- [Task to carry out]: From the entries that follow, extract each line holding the string "admin".

- [Records shown]:

───

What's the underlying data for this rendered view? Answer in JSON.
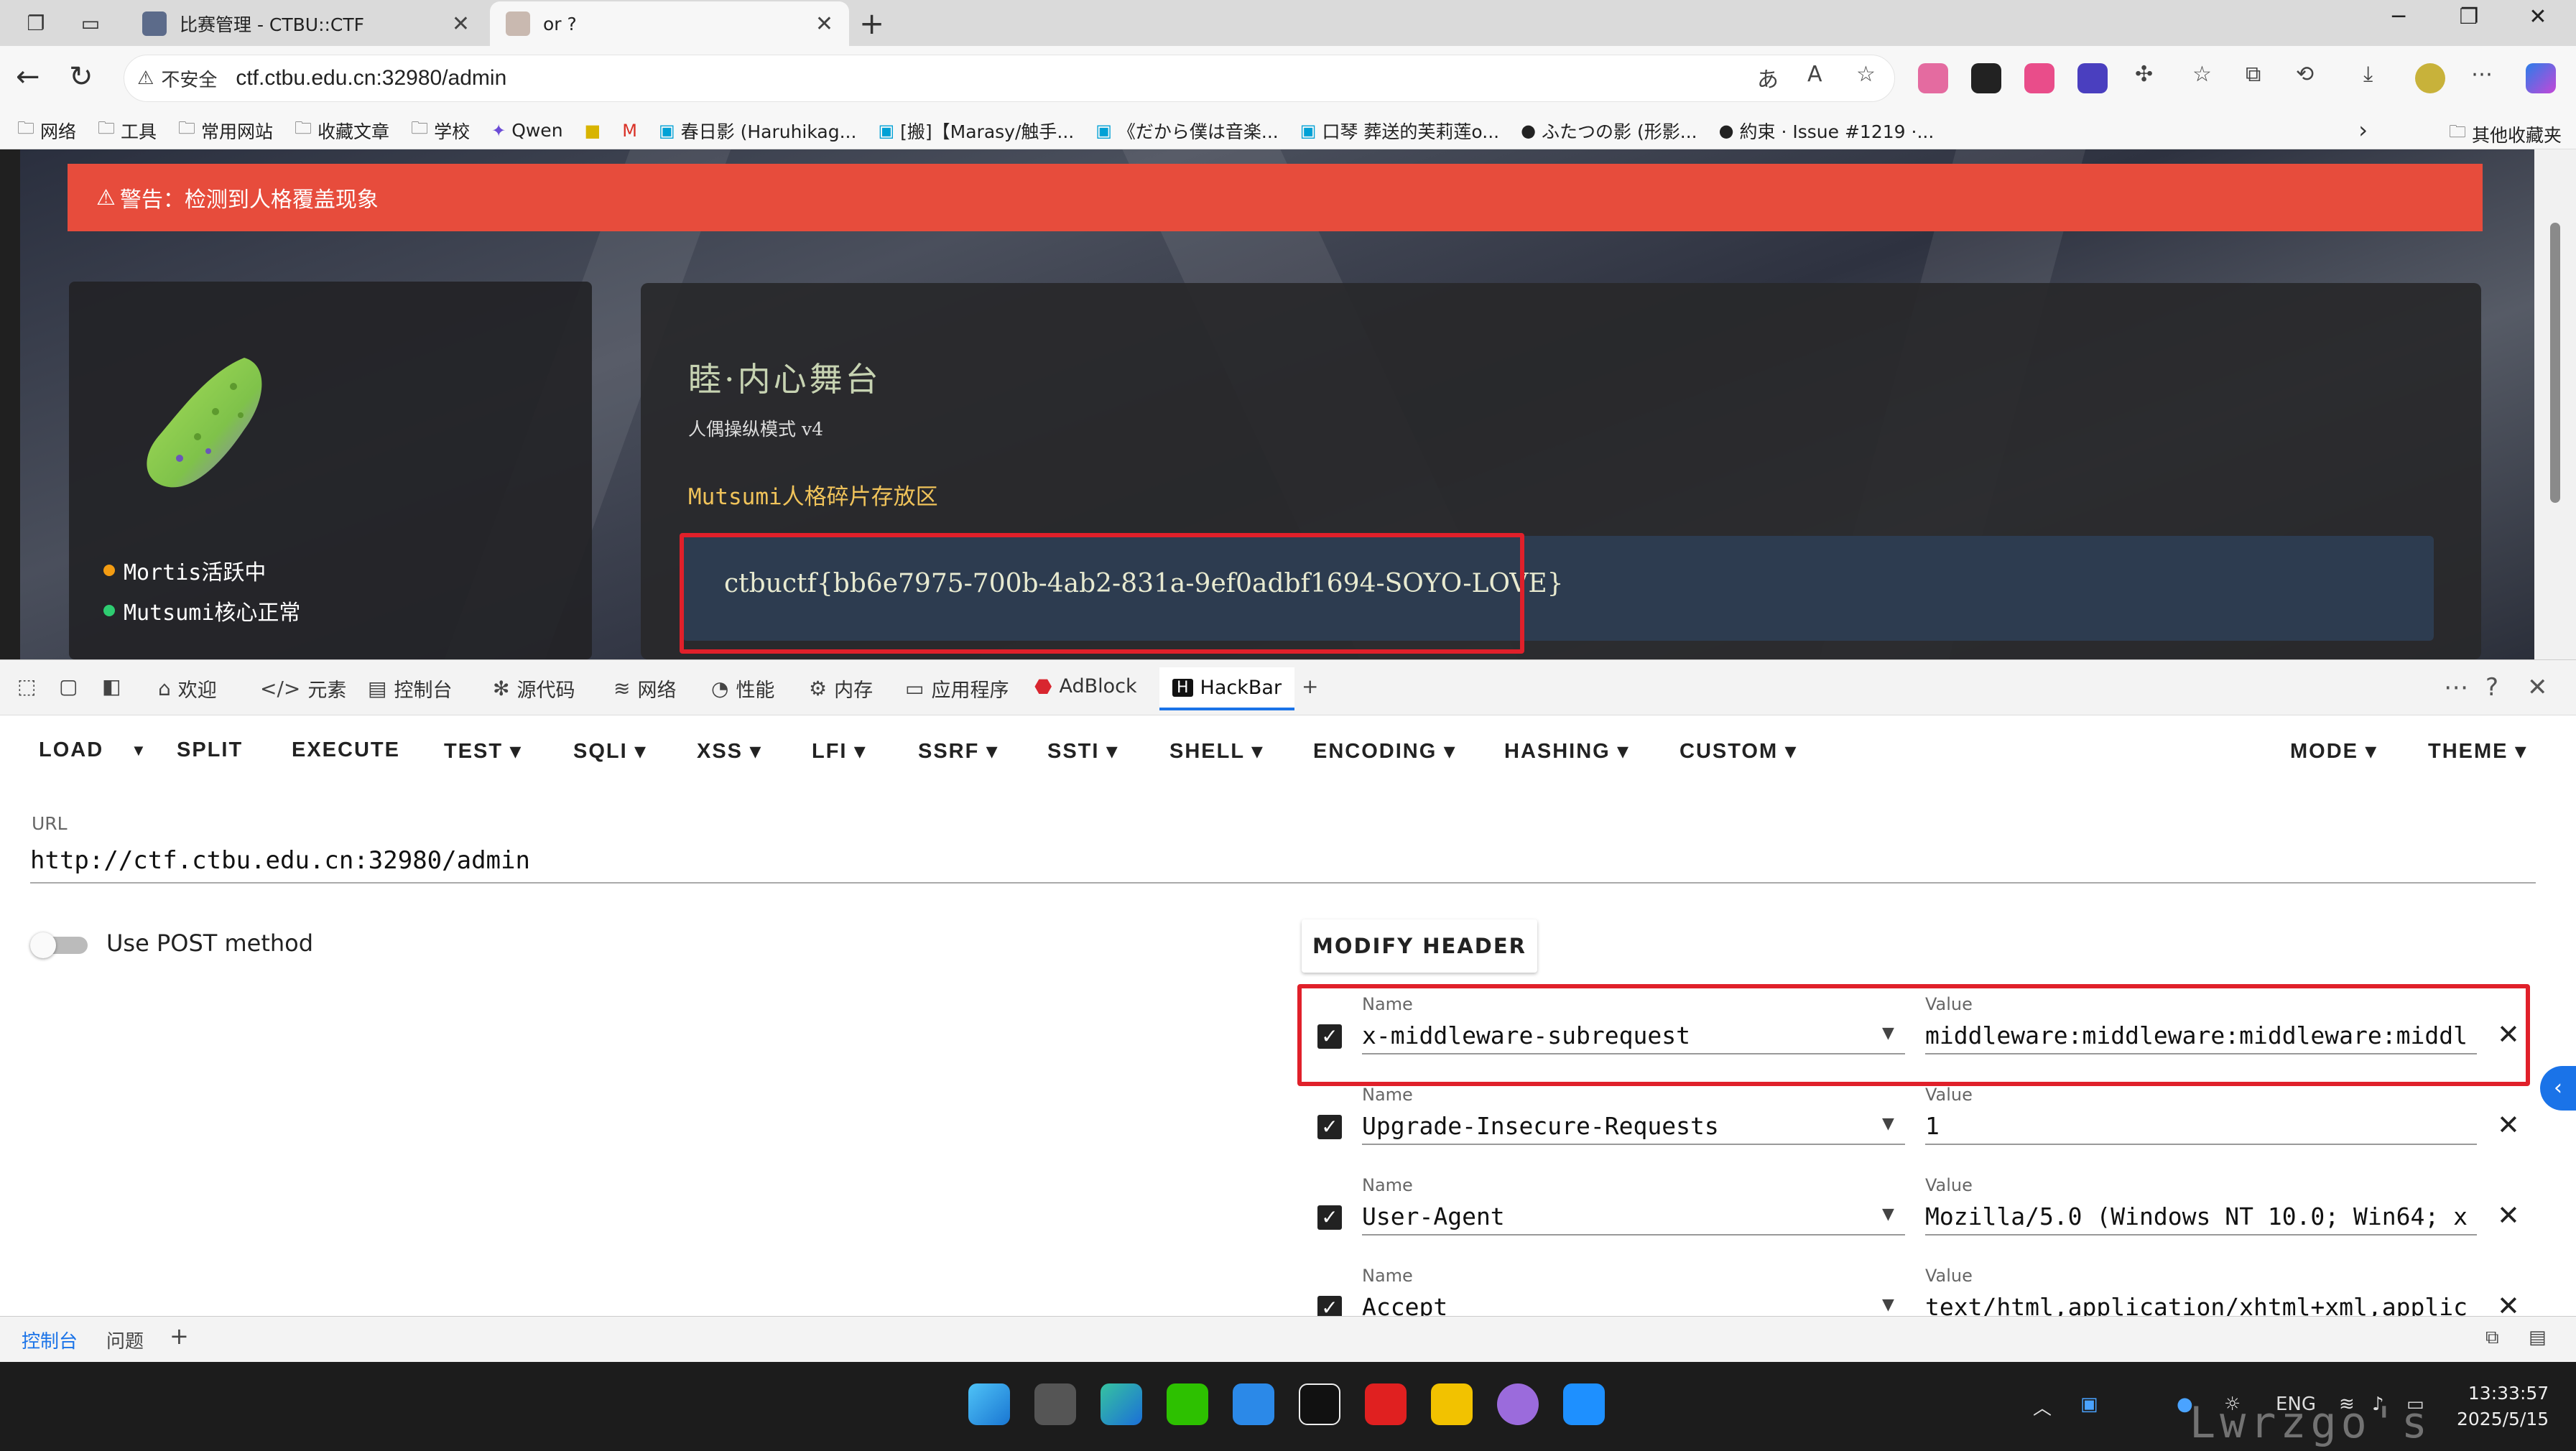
{
  "browser": {
    "tabs": [
      {
        "title": "比赛管理 - CTBU::CTF",
        "active": false
      },
      {
        "title": "or ?",
        "active": true
      }
    ],
    "address": {
      "insecure_label": "不安全",
      "url": "ctf.ctbu.edu.cn:32980/admin"
    },
    "bookmarks": [
      "网络",
      "工具",
      "常用网站",
      "收藏文章",
      "学校",
      "Qwen",
      "春日影 (Haruhikag...",
      "[搬]【Marasy/触手...",
      "《だから僕は音楽...",
      "口琴 葬送的芙莉莲o...",
      "ふたつの影 (形影...",
      "約束 · Issue #1219 ·..."
    ],
    "other_bookmarks": "其他收藏夹"
  },
  "page": {
    "alert": "警告：检测到人格覆盖现象",
    "status": [
      {
        "label": "Mortis活跃中",
        "color": "#f39c12"
      },
      {
        "label": "Mutsumi核心正常",
        "color": "#2ecc71"
      }
    ],
    "stage_title": "睦·内心舞台",
    "stage_subtitle": "人偶操纵模式 v4",
    "fragment_label": "Mutsumi人格碎片存放区",
    "flag": "ctbuctf{bb6e7975-700b-4ab2-831a-9ef0adbf1694-SOYO-LOVE}"
  },
  "devtools": {
    "tabs": [
      "欢迎",
      "元素",
      "控制台",
      "源代码",
      "网络",
      "性能",
      "内存",
      "应用程序",
      "AdBlock",
      "HackBar"
    ],
    "active_tab": "HackBar",
    "drawer_tabs": [
      "控制台",
      "问题"
    ]
  },
  "hackbar": {
    "menu": [
      "LOAD",
      "SPLIT",
      "EXECUTE",
      "TEST",
      "SQLI",
      "XSS",
      "LFI",
      "SSRF",
      "SSTI",
      "SHELL",
      "ENCODING",
      "HASHING",
      "CUSTOM"
    ],
    "mode": "MODE",
    "theme": "THEME",
    "url_label": "URL",
    "url": "http://ctf.ctbu.edu.cn:32980/admin",
    "post_label": "Use POST method",
    "post_enabled": false,
    "modify_header": "MODIFY HEADER",
    "name_label": "Name",
    "value_label": "Value",
    "headers": [
      {
        "name": "x-middleware-subrequest",
        "value": "middleware:middleware:middleware:middl",
        "checked": true
      },
      {
        "name": "Upgrade-Insecure-Requests",
        "value": "1",
        "checked": true
      },
      {
        "name": "User-Agent",
        "value": "Mozilla/5.0 (Windows NT 10.0; Win64; x",
        "checked": true
      },
      {
        "name": "Accept",
        "value": "text/html,application/xhtml+xml,applic",
        "checked": true
      }
    ]
  },
  "taskbar": {
    "lang": "ENG",
    "time": "13:33:57",
    "date": "2025/5/15"
  },
  "watermark": "Lwrzgo's blog"
}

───

- [Output]:
      "url": "ctf.ctbu.edu.cn:32980/admin"
    "url": "http://ctf.ctbu.edu.cn:32980/admin",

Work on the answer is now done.